Since 2006, Ocean County College has been designing lab-based biology, chemistry, and physics distance learning courses to include the full complement of offerings in its college catalog, thus making it possible to earn an associate in science degree entirely online.

“Aside from a pedagogically rigorous course construction, the key to the success of our distance learning science courses is the use of Hands-On Learning’s Cloud (Denver Colorado) a virtual platform that serves as a valuable resource for the labs that HOL produces,” said Marc J. LaBella, Associate Professor of Biology, e-Learning. According to LaBella, the Cloud removes the limitation on what learners can access in terms of support materials and is fully integrated into Ocean County College’s existing learning management system, Canvas

Edcor: V-Scopes Bring Science to Life and Help Students Save Money

HOL Virtual Microscope Example

V-Scopes are designed to replicate the experience of using an actual microscope through virtual controls that allow students to focus, manipulate slides, and change magnification in real time, according to Marc LaBella, Associate Professor of Biology/e-Learning Lecturer at Ocean County College. Additionally, any difficulties that students might encounter, such as regulating light or centering a specimen in their field of view, are also part of this virtual microscope experience.

Do You Have the HOLcloud?

Reduce the time you spend managing your classes with Hands-On Lab’s cloud-based platform, HOLcloud — the first educational tool ever developed to empower instructors.

Here are a few of the many features you will find in HOLcloud:

  • Auto-grading
  • Built-in analytics
  • Fully configurable
  • Immediate feedback
  • Just-in-Time teaching
  • Live data tables
  • Experiment videos
  • Latest pedagogies
  • ADA and WCAG 2.0 compliance



Interactive Learning Engages Students

HOLcloud has set new standards for delivering engaging online class content. Each course is pedagogically designed to advance students towards achieving intended learning outcomes. Students enjoy the interactive curriculum supported by user-friendly navigation and clear, intuitive instructions. They remain more engaged throughout the course, perform well on assessments, and their positive experience compels future enrollment.


Easy to Use

HOLcloud fully integrates with your current Learning Management System (LMS) through our proprietary tool, LMS Connect. Now you can manage all your classes from one convenient online location – anytime, on any device from anywhere you have internet access.


Powerful, Time-saving Tools

Equipped with features like the Instructor Dashboard and Student Gradebook, you can easily track lessons and assignments for every student. You can even choose to configure experiments and to author or customize lessons. Other instructor-optional features like auto-grading, student performance analytics, and single sign-on will help you monitor student progress while saving you even more hours each week.
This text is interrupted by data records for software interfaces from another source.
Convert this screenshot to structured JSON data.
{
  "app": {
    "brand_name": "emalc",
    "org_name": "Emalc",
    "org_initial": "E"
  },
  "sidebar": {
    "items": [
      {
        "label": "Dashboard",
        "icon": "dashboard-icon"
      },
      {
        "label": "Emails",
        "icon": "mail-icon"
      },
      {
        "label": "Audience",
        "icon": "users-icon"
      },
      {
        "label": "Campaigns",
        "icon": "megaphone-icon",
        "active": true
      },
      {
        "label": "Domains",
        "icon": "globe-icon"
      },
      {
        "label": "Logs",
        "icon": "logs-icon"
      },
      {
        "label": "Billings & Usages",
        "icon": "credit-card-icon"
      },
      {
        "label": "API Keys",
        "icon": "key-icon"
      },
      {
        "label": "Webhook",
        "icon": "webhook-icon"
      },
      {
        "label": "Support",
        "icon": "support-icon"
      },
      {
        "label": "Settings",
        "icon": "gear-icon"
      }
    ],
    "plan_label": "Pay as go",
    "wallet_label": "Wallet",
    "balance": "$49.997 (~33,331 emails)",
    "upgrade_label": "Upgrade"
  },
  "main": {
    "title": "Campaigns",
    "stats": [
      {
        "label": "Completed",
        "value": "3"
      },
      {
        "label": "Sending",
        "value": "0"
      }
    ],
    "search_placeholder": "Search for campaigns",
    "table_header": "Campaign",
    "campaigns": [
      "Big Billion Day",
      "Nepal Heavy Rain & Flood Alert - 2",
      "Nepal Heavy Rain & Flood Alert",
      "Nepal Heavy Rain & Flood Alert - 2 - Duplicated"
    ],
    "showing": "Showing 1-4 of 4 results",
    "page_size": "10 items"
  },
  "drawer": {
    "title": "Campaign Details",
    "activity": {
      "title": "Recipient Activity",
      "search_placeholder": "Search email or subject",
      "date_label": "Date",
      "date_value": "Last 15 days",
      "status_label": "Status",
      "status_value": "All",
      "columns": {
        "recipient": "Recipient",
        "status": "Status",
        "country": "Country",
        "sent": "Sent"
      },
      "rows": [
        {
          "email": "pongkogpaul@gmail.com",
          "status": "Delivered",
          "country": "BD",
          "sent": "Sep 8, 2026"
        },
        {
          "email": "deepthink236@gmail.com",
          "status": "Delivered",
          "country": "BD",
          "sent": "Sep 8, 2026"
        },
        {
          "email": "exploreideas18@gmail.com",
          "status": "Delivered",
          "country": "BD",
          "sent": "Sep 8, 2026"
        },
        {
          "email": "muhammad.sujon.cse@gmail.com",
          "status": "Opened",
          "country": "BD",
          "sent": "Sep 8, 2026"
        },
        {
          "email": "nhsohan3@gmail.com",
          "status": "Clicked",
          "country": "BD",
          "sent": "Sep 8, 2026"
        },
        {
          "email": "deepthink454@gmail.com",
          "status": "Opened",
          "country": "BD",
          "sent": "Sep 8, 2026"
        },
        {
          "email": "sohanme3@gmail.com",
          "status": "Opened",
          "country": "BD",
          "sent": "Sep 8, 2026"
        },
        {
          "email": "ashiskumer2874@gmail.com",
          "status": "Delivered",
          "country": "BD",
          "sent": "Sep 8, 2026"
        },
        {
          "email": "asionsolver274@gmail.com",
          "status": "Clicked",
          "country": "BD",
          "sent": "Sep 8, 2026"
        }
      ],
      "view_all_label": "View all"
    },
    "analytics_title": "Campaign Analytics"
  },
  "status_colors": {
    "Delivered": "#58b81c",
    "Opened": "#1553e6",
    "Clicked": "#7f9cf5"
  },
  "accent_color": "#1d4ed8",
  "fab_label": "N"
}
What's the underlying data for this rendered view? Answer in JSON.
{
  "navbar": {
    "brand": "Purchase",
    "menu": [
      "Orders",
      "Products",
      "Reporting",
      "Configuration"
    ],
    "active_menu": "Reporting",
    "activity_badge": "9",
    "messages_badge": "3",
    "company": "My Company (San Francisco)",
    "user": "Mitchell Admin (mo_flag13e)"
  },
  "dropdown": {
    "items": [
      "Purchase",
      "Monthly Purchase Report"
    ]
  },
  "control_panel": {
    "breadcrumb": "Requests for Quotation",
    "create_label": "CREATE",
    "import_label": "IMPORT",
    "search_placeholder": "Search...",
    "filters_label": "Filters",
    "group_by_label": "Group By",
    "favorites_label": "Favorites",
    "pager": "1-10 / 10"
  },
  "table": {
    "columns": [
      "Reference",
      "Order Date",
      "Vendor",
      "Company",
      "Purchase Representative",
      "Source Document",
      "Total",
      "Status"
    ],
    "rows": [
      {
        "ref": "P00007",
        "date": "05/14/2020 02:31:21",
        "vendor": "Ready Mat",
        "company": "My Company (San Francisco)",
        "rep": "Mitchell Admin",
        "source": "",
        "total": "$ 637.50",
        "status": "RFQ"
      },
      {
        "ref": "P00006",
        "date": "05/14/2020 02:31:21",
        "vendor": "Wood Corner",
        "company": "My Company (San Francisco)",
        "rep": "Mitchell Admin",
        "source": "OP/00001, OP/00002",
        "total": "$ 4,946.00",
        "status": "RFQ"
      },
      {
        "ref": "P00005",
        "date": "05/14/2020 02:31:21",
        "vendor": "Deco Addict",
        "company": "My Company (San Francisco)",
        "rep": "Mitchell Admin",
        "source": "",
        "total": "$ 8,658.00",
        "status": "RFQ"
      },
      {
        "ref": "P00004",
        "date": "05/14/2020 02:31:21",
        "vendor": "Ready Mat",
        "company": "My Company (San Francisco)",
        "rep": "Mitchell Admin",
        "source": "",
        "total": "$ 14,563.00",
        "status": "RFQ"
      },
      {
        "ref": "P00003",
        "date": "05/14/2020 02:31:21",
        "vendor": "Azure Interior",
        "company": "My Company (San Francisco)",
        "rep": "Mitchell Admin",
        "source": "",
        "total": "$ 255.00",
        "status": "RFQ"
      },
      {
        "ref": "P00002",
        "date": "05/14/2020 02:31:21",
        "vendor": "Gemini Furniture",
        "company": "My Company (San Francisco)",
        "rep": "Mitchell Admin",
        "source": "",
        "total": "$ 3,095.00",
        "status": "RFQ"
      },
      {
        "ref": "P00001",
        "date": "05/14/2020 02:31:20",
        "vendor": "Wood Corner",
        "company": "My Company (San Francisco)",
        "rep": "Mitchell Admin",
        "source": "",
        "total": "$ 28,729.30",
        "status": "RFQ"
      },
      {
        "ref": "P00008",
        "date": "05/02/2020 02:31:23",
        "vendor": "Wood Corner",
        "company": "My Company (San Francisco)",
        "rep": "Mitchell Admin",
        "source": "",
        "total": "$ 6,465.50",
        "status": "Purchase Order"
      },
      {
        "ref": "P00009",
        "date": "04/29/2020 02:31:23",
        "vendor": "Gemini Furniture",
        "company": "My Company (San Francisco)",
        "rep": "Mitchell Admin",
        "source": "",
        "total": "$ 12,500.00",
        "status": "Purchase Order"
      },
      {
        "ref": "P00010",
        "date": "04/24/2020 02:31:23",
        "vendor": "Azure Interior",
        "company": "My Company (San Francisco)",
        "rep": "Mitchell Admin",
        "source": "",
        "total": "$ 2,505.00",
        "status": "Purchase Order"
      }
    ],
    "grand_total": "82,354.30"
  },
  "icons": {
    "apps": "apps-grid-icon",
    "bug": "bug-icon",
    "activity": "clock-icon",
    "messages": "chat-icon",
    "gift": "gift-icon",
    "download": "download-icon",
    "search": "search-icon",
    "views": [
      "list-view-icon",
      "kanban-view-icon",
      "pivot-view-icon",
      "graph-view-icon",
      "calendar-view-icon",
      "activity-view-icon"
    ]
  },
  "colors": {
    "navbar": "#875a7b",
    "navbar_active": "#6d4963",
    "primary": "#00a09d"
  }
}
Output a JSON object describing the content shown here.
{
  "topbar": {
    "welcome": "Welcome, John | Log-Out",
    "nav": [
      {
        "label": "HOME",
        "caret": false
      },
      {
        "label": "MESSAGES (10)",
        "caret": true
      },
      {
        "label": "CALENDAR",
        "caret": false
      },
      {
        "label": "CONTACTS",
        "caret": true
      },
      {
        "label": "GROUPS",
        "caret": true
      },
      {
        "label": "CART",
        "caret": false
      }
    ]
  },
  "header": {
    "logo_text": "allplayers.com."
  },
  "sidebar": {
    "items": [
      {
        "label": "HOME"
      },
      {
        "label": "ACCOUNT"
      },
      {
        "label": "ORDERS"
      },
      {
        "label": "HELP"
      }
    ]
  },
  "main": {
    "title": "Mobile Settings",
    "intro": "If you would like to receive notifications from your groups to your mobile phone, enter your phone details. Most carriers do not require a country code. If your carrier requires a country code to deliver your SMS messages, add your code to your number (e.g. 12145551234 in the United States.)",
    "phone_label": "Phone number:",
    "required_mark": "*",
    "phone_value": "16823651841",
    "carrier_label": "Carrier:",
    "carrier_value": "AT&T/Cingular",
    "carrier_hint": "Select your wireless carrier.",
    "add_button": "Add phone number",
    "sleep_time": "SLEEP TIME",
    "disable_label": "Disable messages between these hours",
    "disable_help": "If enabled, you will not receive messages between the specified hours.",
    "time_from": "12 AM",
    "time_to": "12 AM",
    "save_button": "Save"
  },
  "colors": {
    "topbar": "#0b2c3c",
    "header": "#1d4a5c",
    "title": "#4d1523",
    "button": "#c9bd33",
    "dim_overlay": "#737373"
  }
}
All-in-One Solution

In conjunction with the manual found in HOLcloud, the required  lab kits provide students all the laboratory materials needed for the entire course to ensure their success.


Choose from 11 current course disciplines:

  • Allied Health
  • Anatomy & Physiology
  • Biology
  • Chemistry
  • Earth Science
  • Environmental Science
  • Forensic Science
  • Geology
  • Microbiology
  • Physics
  • Science Methods


WCAG 2.0 Compliant

The HOLcloud platform has been designed with institutional needs in mind. We are WCAG 2.0 AA compliant with our interactive digital learning platform, ensuring your class and curriculum meet the Americans with Disabilities Act Federal Regulations.